Uber abandons surge pricing in Jakarta taxi protest violence
Tue 22 Mar 2016
Ride-sharing titan Uber has had some difficult PR decisions to make during an eventful protest by taxi drivers in the Indonesian capital of Jakarta – and has suspended ‘surge’ pricing in the light of actual conflict breaking out during the demonstration.
The scene is a familiar one for the $60 billion San Francisco-based company, whose uninvited incursions into cities with existing taxi infrastructure has caused analogous scenes in Paris, London, Rio de Janeiro, Brussels, Warsaw, Sao Paolo, Melbourne and various Italian and Australian cities (and space does not permit us to review Asia’s stance here).
The taxi protest of the last 24 hours follow the familiar template, as convoys of threatened taxi-drivers form up to clog the central city routes, in a follow-up to protests from Jakarta’s public transport drivers last week. As usual the demands from the public transport workers were that Uber either fall into local regulations or be banned from operating its services in the city.
Uber is not the only invader being protested at Jakarta today, as the demonstration is also aimed at the Singapore-based GrabTaxi service, which less than two days ago announced a powerful new partnership with Indonesian real estate behemoth Lippo Group, in which it will take over a considerable amount of the company’s delivery requirements.
Feelings were running high enough in today’s protest that even different factions of the existing taxi companies in the city were apparently turning against each other on occasion, with one Blue Bird taxi reported to have been wrecked during altercations. Residents on Twitter are also reported to have said that ‘scab’ taxi drivers were being targeted and assaulted by their colleagues, and that cycle-based ride-sharing factions such as GrabBike and Go-Jek also came under attack in the conflicts.

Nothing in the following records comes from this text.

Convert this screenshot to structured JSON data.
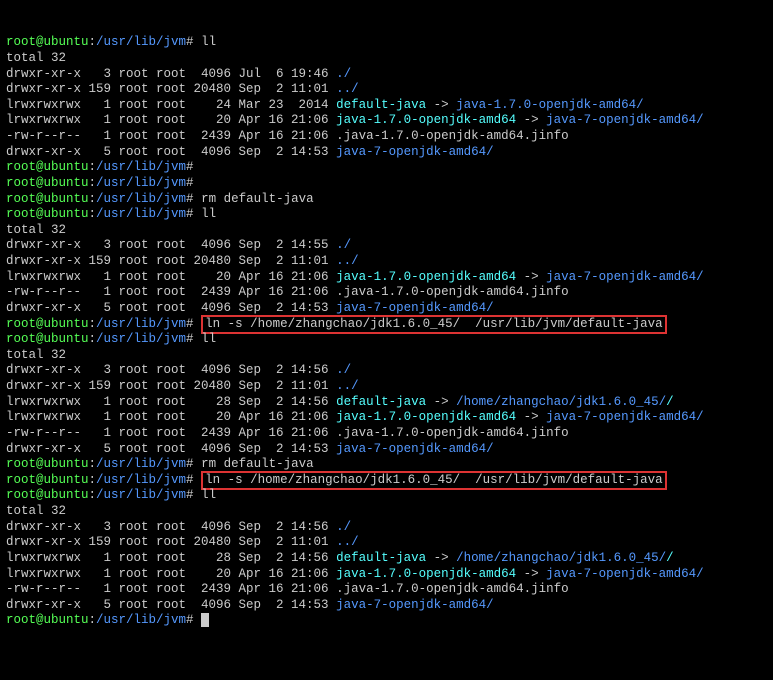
{
  "user": "root",
  "host": "ubuntu",
  "cwd": "/usr/lib/jvm",
  "sym": "#",
  "cmd": {
    "ll": "ll",
    "rm": "rm default-java",
    "empty": "",
    "ln": "ln -s /home/zhangchao/jdk1.6.0_45/  /usr/lib/jvm/default-java"
  },
  "total": "total 32",
  "ls1": [
    {
      "perm": "drwxr-xr-x",
      "ln": "  3",
      "own": "root root",
      "size": " 4096",
      "date": "Jul  6 19:46",
      "name": "./",
      "type": "b"
    },
    {
      "perm": "drwxr-xr-x",
      "ln": "159",
      "own": "root root",
      "size": "20480",
      "date": "Sep  2 11:01",
      "name": "../",
      "type": "b"
    },
    {
      "perm": "lrwxrwxrwx",
      "ln": "  1",
      "own": "root root",
      "size": "   24",
      "date": "Mar 23  2014",
      "name": "default-java",
      "type": "c",
      "arrow": " -> ",
      "tgt": "java-1.7.0-openjdk-amd64/",
      "ttype": "b"
    },
    {
      "perm": "lrwxrwxrwx",
      "ln": "  1",
      "own": "root root",
      "size": "   20",
      "date": "Apr 16 21:06",
      "name": "java-1.7.0-openjdk-amd64",
      "type": "c",
      "arrow": " -> ",
      "tgt": "java-7-openjdk-amd64/",
      "ttype": "b"
    },
    {
      "perm": "-rw-r--r--",
      "ln": "  1",
      "own": "root root",
      "size": " 2439",
      "date": "Apr 16 21:06",
      "name": ".java-1.7.0-openjdk-amd64.jinfo",
      "type": "w"
    },
    {
      "perm": "drwxr-xr-x",
      "ln": "  5",
      "own": "root root",
      "size": " 4096",
      "date": "Sep  2 14:53",
      "name": "java-7-openjdk-amd64/",
      "type": "b"
    }
  ],
  "ls2": [
    {
      "perm": "drwxr-xr-x",
      "ln": "  3",
      "own": "root root",
      "size": " 4096",
      "date": "Sep  2 14:55",
      "name": "./",
      "type": "b"
    },
    {
      "perm": "drwxr-xr-x",
      "ln": "159",
      "own": "root root",
      "size": "20480",
      "date": "Sep  2 11:01",
      "name": "../",
      "type": "b"
    },
    {
      "perm": "lrwxrwxrwx",
      "ln": "  1",
      "own": "root root",
      "size": "   20",
      "date": "Apr 16 21:06",
      "name": "java-1.7.0-openjdk-amd64",
      "type": "c",
      "arrow": " -> ",
      "tgt": "java-7-openjdk-amd64/",
      "ttype": "b"
    },
    {
      "perm": "-rw-r--r--",
      "ln": "  1",
      "own": "root root",
      "size": " 2439",
      "date": "Apr 16 21:06",
      "name": ".java-1.7.0-openjdk-amd64.jinfo",
      "type": "w"
    },
    {
      "perm": "drwxr-xr-x",
      "ln": "  5",
      "own": "root root",
      "size": " 4096",
      "date": "Sep  2 14:53",
      "name": "java-7-openjdk-amd64/",
      "type": "b"
    }
  ],
  "ls3": [
    {
      "perm": "drwxr-xr-x",
      "ln": "  3",
      "own": "root root",
      "size": " 4096",
      "date": "Sep  2 14:56",
      "name": "./",
      "type": "b"
    },
    {
      "perm": "drwxr-xr-x",
      "ln": "159",
      "own": "root root",
      "size": "20480",
      "date": "Sep  2 11:01",
      "name": "../",
      "type": "b"
    },
    {
      "perm": "lrwxrwxrwx",
      "ln": "  1",
      "own": "root root",
      "size": "   28",
      "date": "Sep  2 14:56",
      "name": "default-java",
      "type": "c",
      "arrow": " -> ",
      "tgt": "/home/zhangchao/jdk1.6.0_45/",
      "ttype": "b",
      "tail": "/"
    },
    {
      "perm": "lrwxrwxrwx",
      "ln": "  1",
      "own": "root root",
      "size": "   20",
      "date": "Apr 16 21:06",
      "name": "java-1.7.0-openjdk-amd64",
      "type": "c",
      "arrow": " -> ",
      "tgt": "java-7-openjdk-amd64/",
      "ttype": "b"
    },
    {
      "perm": "-rw-r--r--",
      "ln": "  1",
      "own": "root root",
      "size": " 2439",
      "date": "Apr 16 21:06",
      "name": ".java-1.7.0-openjdk-amd64.jinfo",
      "type": "w"
    },
    {
      "perm": "drwxr-xr-x",
      "ln": "  5",
      "own": "root root",
      "size": " 4096",
      "date": "Sep  2 14:53",
      "name": "java-7-openjdk-amd64/",
      "type": "b"
    }
  ],
  "ls4": [
    {
      "perm": "drwxr-xr-x",
      "ln": "  3",
      "own": "root root",
      "size": " 4096",
      "date": "Sep  2 14:56",
      "name": "./",
      "type": "b"
    },
    {
      "perm": "drwxr-xr-x",
      "ln": "159",
      "own": "root root",
      "size": "20480",
      "date": "Sep  2 11:01",
      "name": "../",
      "type": "b"
    },
    {
      "perm": "lrwxrwxrwx",
      "ln": "  1",
      "own": "root root",
      "size": "   28",
      "date": "Sep  2 14:56",
      "name": "default-java",
      "type": "c",
      "arrow": " -> ",
      "tgt": "/home/zhangchao/jdk1.6.0_45/",
      "ttype": "b",
      "tail": "/"
    },
    {
      "perm": "lrwxrwxrwx",
      "ln": "  1",
      "own": "root root",
      "size": "   20",
      "date": "Apr 16 21:06",
      "name": "java-1.7.0-openjdk-amd64",
      "type": "c",
      "arrow": " -> ",
      "tgt": "java-7-openjdk-amd64/",
      "ttype": "b"
    },
    {
      "perm": "-rw-r--r--",
      "ln": "  1",
      "own": "root root",
      "size": " 2439",
      "date": "Apr 16 21:06",
      "name": ".java-1.7.0-openjdk-amd64.jinfo",
      "type": "w"
    },
    {
      "perm": "drwxr-xr-x",
      "ln": "  5",
      "own": "root root",
      "size": " 4096",
      "date": "Sep  2 14:53",
      "name": "java-7-openjdk-amd64/",
      "type": "b"
    }
  ]
}
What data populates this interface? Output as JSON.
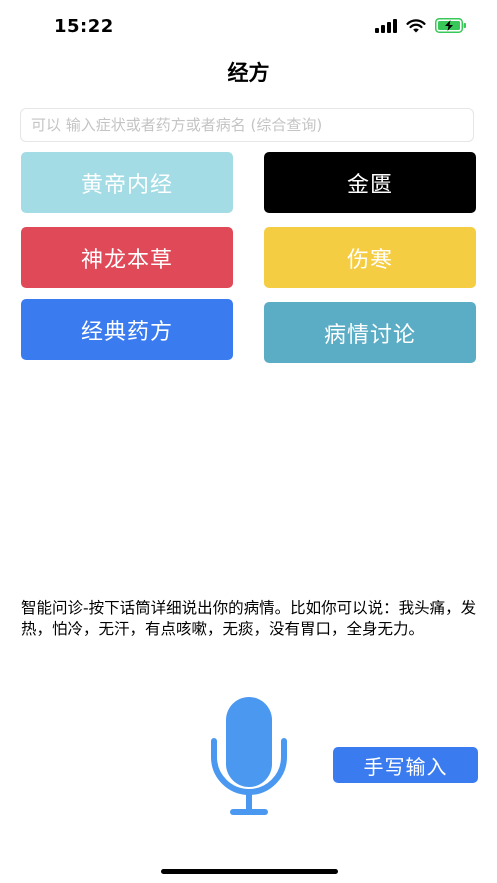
{
  "status_bar": {
    "time": "15:22",
    "icons": [
      "cellular-signal-icon",
      "wifi-icon",
      "battery-charging-icon"
    ],
    "battery_color": "#38c759"
  },
  "nav": {
    "title": "经方"
  },
  "search": {
    "placeholder": "可以 输入症状或者药方或者病名 (综合查询)"
  },
  "tiles": [
    {
      "label": "黄帝内经",
      "color": "#a3dce4"
    },
    {
      "label": "金匮",
      "color": "#000000"
    },
    {
      "label": "神龙本草",
      "color": "#e04a58"
    },
    {
      "label": "伤寒",
      "color": "#f5cd42"
    },
    {
      "label": "经典药方",
      "color": "#3a7bf0"
    },
    {
      "label": "病情讨论",
      "color": "#5badc6"
    }
  ],
  "hint": {
    "text": "智能问诊-按下话筒详细说出你的病情。比如你可以说：我头痛，发热，怕冷，无汗，有点咳嗽，无痰，没有胃口，全身无力。"
  },
  "voice": {
    "icon": "microphone-icon",
    "color": "#4a98f0"
  },
  "handwrite": {
    "label": "手写输入"
  }
}
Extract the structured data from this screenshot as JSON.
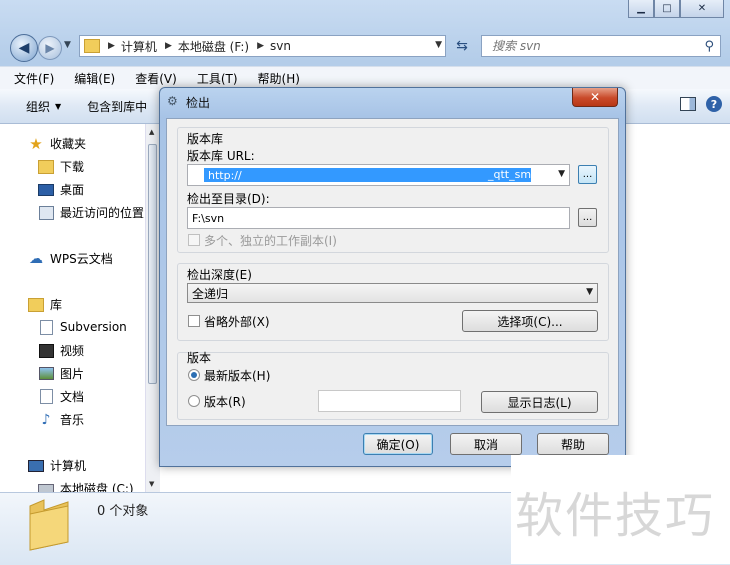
{
  "window": {
    "min": "▁",
    "max": "□",
    "close": "✕"
  },
  "address": {
    "crumbs": [
      "计算机",
      "本地磁盘 (F:)",
      "svn"
    ]
  },
  "search": {
    "placeholder": "搜索 svn"
  },
  "menu": [
    "文件(F)",
    "编辑(E)",
    "查看(V)",
    "工具(T)",
    "帮助(H)"
  ],
  "toolbar": {
    "organize": "组织",
    "include_library": "包含到库中"
  },
  "sidebar": {
    "favorites": "收藏夹",
    "downloads": "下载",
    "desktop": "桌面",
    "recent": "最近访问的位置",
    "wps_cloud": "WPS云文档",
    "libraries": "库",
    "subversion": "Subversion",
    "videos": "视频",
    "pictures": "图片",
    "documents": "文档",
    "music": "音乐",
    "computer": "计算机",
    "local_disk": "本地磁盘 (C:)"
  },
  "status": {
    "count": "0 个对象"
  },
  "dialog": {
    "title": "检出",
    "close": "✕",
    "repo_group": "版本库",
    "repo_url_label": "版本库 URL:",
    "repo_url_value": "http://",
    "repo_url_tail": "_qtt_sms",
    "checkout_dir_label": "检出至目录(D):",
    "checkout_dir_value": "F:\\svn",
    "browse": "...",
    "multi_wc": "多个、独立的工作副本(I)",
    "depth_label": "检出深度(E)",
    "depth_value": "全递归",
    "omit_externals": "省略外部(X)",
    "choose_items": "选择项(C)...",
    "revision_group": "版本",
    "head_revision": "最新版本(H)",
    "revision": "版本(R)",
    "show_log": "显示日志(L)",
    "ok": "确定(O)",
    "cancel": "取消",
    "help": "帮助"
  },
  "watermark": "软件技巧",
  "colors": {
    "selection": "#3399ff",
    "accent": "#2c6fb3"
  }
}
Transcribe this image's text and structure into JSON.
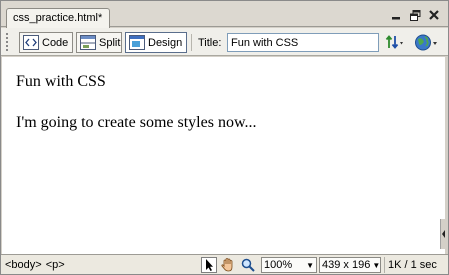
{
  "document_tab": {
    "label": "css_practice.html*"
  },
  "window_controls": [
    "minimize-icon",
    "restore-icon",
    "close-icon"
  ],
  "toolbar": {
    "code_label": "Code",
    "split_label": "Split",
    "design_label": "Design",
    "active_view": "Design",
    "title_label": "Title:",
    "title_value": "Fun with CSS",
    "refresh_icon": "refresh-arrows-icon",
    "preview_icon": "globe-preview-icon"
  },
  "design_view": {
    "paragraphs": [
      "Fun with CSS",
      "I'm going to create some styles now..."
    ]
  },
  "status_bar": {
    "tag_selector": [
      "<body>",
      "<p>"
    ],
    "zoom": "100%",
    "window_size": "439 x 196",
    "file_info": "1K / 1 sec"
  },
  "colors": {
    "chrome": "#d4d0c8",
    "toolbar": "#f0efea",
    "active_border": "#5a6e8c",
    "input_border": "#7f9db9"
  }
}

In response to the high feelings, Uber posted a Tweet announcing the suspension of surge pricing for the day. Surge pricing is the primary motivation for Uber drivers to make themselves available at times of high demand, since it calculates and raises rates for rides; but since the 9.6 million residents of Jakarta are a little short on options and not likely to be in short supply, combined with the notion that profiting off chaos that Uber’s own presence in the city has sparked might be inadvisable from a PR point of view, there are bargains to be had during the Jakartan rush hour today.